3) Most of the parents I speak with have this final concern: something is wrong with American education, it is exemplified by testing, and opting-out is an act to bring about some needed changes to our schools.
In the leafy 'burbs, the concern is that too many kids are burning out on their Race To Nowhere, and that the joy of learning is being stripped away.
In the urban centers, parents of color are seeing that decades of testing have led to more inequity in our schools, with the weak promises of "choice" replacing a meaningful commitment to equity of opportunity.
Standardized testing is the status quo, and the status quo is not acceptable anymore.
Again, I do think there is a place for standardized testing. But we've been giving these tests for years and, arguably, educational inequity is now worse. Where's the payoff? Why continue to do the same thing over and over and expect a different result?
- If the purpose of these tests is to point out that educational inequity needs to be addressed, why are we using them for so many other purposes? As the National Research Council says:
Often a single assessment is used for multiple purposes; in general, however, the more purposes a single assessment aims to serve, the more each purpose will be compromised. For instance, many state tests are used for both individual and program assessment purposes. This is not necessarily a problem, as long as assessment designers and users recognize the compromises and trade-offs such use entails. [emphasis mine]In other words: it's fine to use these tests as supplemental sources of data. But the notion that they can simultaneously serve multiple purposes and serve them well is just not reasonable. If the point of PARCC is system accountability -- a worthy objective, in my view -- then let's use it for that, and not pretend it's adequate by itself for student assessment and curricular evaluation. At best, it yields some data that might or might not be useful -- that's it.
Speaking of which...
- Anyone who tells you that teachers and their unions object to PARCC because they object to accountability is being foolish and, worse, insulting. I, for one, am fed up with no-nothings who never spent a day in front of a class implying that I don't care about improving my practice simply because I'm pointing out the limitations of these tests are far greater than their promoters care to admit.
I also mightily resent the implication that I am some sort of patsy who's allowed my union to blind me to the awesomeness of standardized testing. As I said before: the purpose of these tests is system accountability. But if we're going to use them for things like student assessment or teacher evaluation or school-level interventions, the very least we should do is acknowledge that they are not up to the task of providing data that compels particular actions.
No teacher worth his or her salt is against being evaluated properly. But the use of these tests, tied to noisy VAMs and SGPs that compel actions based on arbitrary cut scores, is completely without merit. Argue if you want, but don't accuse me of shirking my responsibilities for simply pointing out what groups like the American Statistical Association have already said.

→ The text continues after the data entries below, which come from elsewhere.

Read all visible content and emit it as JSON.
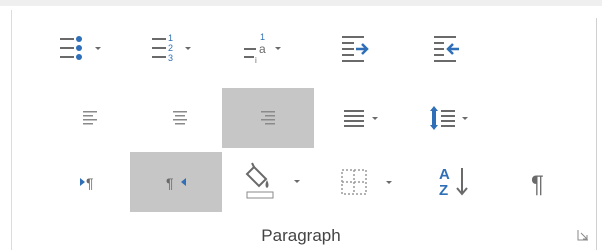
{
  "group": {
    "label": "Paragraph"
  },
  "colors": {
    "icon_dark": "#5f5f5f",
    "icon_light": "#9a9a9a",
    "accent_blue": "#2f6fb7",
    "pressed_bg": "#c6c6c6"
  },
  "toolbar": {
    "row1": [
      "bullets",
      "numbering",
      "multilevel-list",
      "decrease-indent",
      "increase-indent"
    ],
    "row2": [
      "align-left",
      "center",
      "align-right",
      "justify",
      "line-spacing"
    ],
    "row3": [
      "left-to-right",
      "right-to-left",
      "shading",
      "borders",
      "sort",
      "show-hide-marks"
    ],
    "pressed": [
      "align-right",
      "right-to-left"
    ],
    "numbering_glyphs": [
      "1",
      "2",
      "3"
    ],
    "multilevel_glyphs": [
      "1",
      "a",
      "i"
    ],
    "sort_glyphs": [
      "A",
      "Z"
    ],
    "pilcrow": "¶"
  }
}
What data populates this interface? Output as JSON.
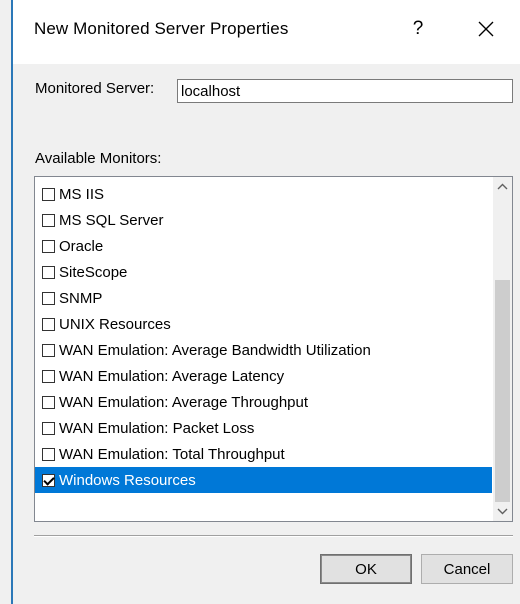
{
  "dialog": {
    "title": "New Monitored Server Properties",
    "help_label": "?",
    "close_icon": "close-icon"
  },
  "server": {
    "label": "Monitored Server:",
    "value": "localhost"
  },
  "monitors": {
    "label": "Available Monitors:",
    "items": [
      {
        "label": "MS IIS",
        "checked": false,
        "selected": false
      },
      {
        "label": "MS SQL Server",
        "checked": false,
        "selected": false
      },
      {
        "label": "Oracle",
        "checked": false,
        "selected": false
      },
      {
        "label": "SiteScope",
        "checked": false,
        "selected": false
      },
      {
        "label": "SNMP",
        "checked": false,
        "selected": false
      },
      {
        "label": "UNIX Resources",
        "checked": false,
        "selected": false
      },
      {
        "label": "WAN Emulation: Average Bandwidth Utilization",
        "checked": false,
        "selected": false
      },
      {
        "label": "WAN Emulation: Average Latency",
        "checked": false,
        "selected": false
      },
      {
        "label": "WAN Emulation: Average Throughput",
        "checked": false,
        "selected": false
      },
      {
        "label": "WAN Emulation: Packet Loss",
        "checked": false,
        "selected": false
      },
      {
        "label": "WAN Emulation: Total Throughput",
        "checked": false,
        "selected": false
      },
      {
        "label": "Windows Resources",
        "checked": true,
        "selected": true
      }
    ],
    "scroll_position": "bottom"
  },
  "buttons": {
    "ok": "OK",
    "cancel": "Cancel"
  },
  "colors": {
    "selection": "#0078d7",
    "window_border": "#2b78b8"
  }
}
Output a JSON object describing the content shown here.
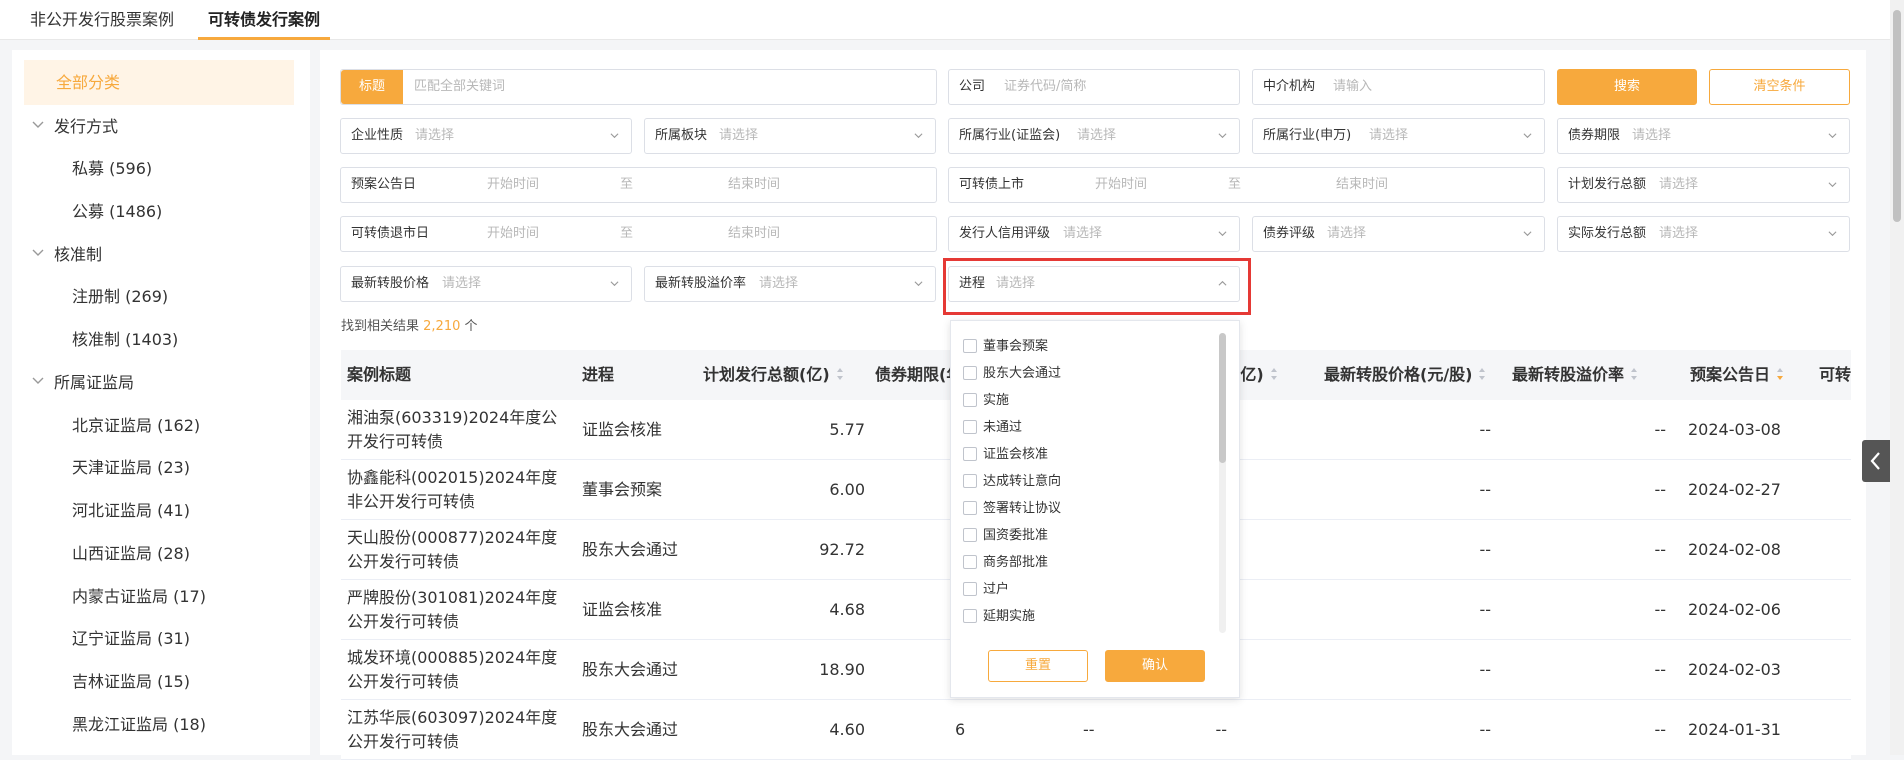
{
  "tabs": [
    {
      "label": "非公开发行股票案例"
    },
    {
      "label": "可转债发行案例"
    }
  ],
  "sidebar": {
    "all_label": "全部分类",
    "groups": [
      {
        "label": "发行方式",
        "items": [
          "私募 (596)",
          "公募 (1486)"
        ]
      },
      {
        "label": "核准制",
        "items": [
          "注册制 (269)",
          "核准制 (1403)"
        ]
      },
      {
        "label": "所属证监局",
        "items": [
          "北京证监局 (162)",
          "天津证监局 (23)",
          "河北证监局 (41)",
          "山西证监局 (28)",
          "内蒙古证监局 (17)",
          "辽宁证监局 (31)",
          "吉林证监局 (15)",
          "黑龙江证监局 (18)"
        ]
      }
    ]
  },
  "filters": {
    "title_tag": "标题",
    "title_placeholder": "匹配全部关键词",
    "company_label": "公司",
    "company_placeholder": "证券代码/简称",
    "agency_label": "中介机构",
    "agency_placeholder": "请输入",
    "search_button": "搜索",
    "clear_button": "清空条件",
    "select_placeholder": "请选择",
    "start_placeholder": "开始时间",
    "end_placeholder": "结束时间",
    "range_sep": "至",
    "enterprise_nature": "企业性质",
    "board": "所属板块",
    "industry_csrc": "所属行业(证监会)",
    "industry_sw": "所属行业(申万)",
    "bond_term": "债券期限",
    "plan_date": "预案公告日",
    "listing": "可转债上市",
    "plan_amount": "计划发行总额",
    "delisting": "可转债退市日",
    "issuer_rating": "发行人信用评级",
    "bond_rating": "债券评级",
    "actual_amount": "实际发行总额",
    "latest_price": "最新转股价格",
    "latest_premium": "最新转股溢价率",
    "progress": "进程"
  },
  "results": {
    "prefix": "找到相关结果 ",
    "count": "2,210",
    "suffix": " 个"
  },
  "table": {
    "headers": [
      "案例标题",
      "进程",
      "计划发行总额(亿)",
      "债券期限(年)",
      "(亿)",
      "最新转股价格(元/股)",
      "最新转股溢价率",
      "预案公告日",
      "可转"
    ],
    "rows": [
      {
        "title": "湘油泵(603319)2024年度公开发行可转债",
        "progress": "证监会核准",
        "amount": "5.77",
        "term": "",
        "c5": "",
        "c6": "--",
        "price": "--",
        "premium": "--",
        "date": "2024-03-08"
      },
      {
        "title": "协鑫能科(002015)2024年度非公开发行可转债",
        "progress": "董事会预案",
        "amount": "6.00",
        "term": "",
        "c5": "",
        "c6": "--",
        "price": "--",
        "premium": "--",
        "date": "2024-02-27"
      },
      {
        "title": "天山股份(000877)2024年度公开发行可转债",
        "progress": "股东大会通过",
        "amount": "92.72",
        "term": "",
        "c5": "",
        "c6": "--",
        "price": "--",
        "premium": "--",
        "date": "2024-02-08"
      },
      {
        "title": "严牌股份(301081)2024年度公开发行可转债",
        "progress": "证监会核准",
        "amount": "4.68",
        "term": "",
        "c5": "",
        "c6": "--",
        "price": "--",
        "premium": "--",
        "date": "2024-02-06"
      },
      {
        "title": "城发环境(000885)2024年度公开发行可转债",
        "progress": "股东大会通过",
        "amount": "18.90",
        "term": "",
        "c5": "",
        "c6": "--",
        "price": "--",
        "premium": "--",
        "date": "2024-02-03"
      },
      {
        "title": "江苏华辰(603097)2024年度公开发行可转债",
        "progress": "股东大会通过",
        "amount": "4.60",
        "term": "6",
        "c5": "--",
        "c6": "--",
        "price": "--",
        "premium": "--",
        "date": "2024-01-31"
      }
    ]
  },
  "popup": {
    "options": [
      "董事会预案",
      "股东大会通过",
      "实施",
      "未通过",
      "证监会核准",
      "达成转让意向",
      "签署转让协议",
      "国资委批准",
      "商务部批准",
      "过户",
      "延期实施"
    ],
    "reset": "重置",
    "confirm": "确认"
  },
  "colors": {
    "accent": "#f7a93d",
    "highlight": "#e53935"
  }
}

Further, we teachers have seen the corrupting influence testing has had on our schools. I know some reformy folks, including state education leaders, want to silence teacher voices over this (more on this story later). But the fact is that many educators are genuinely concerned about the pernicious effects of over-testing. Dismissing their concerns by impugning their motives is as nasty and lazy as it gets.
That's all for now about testing; let's talk about vouchers next.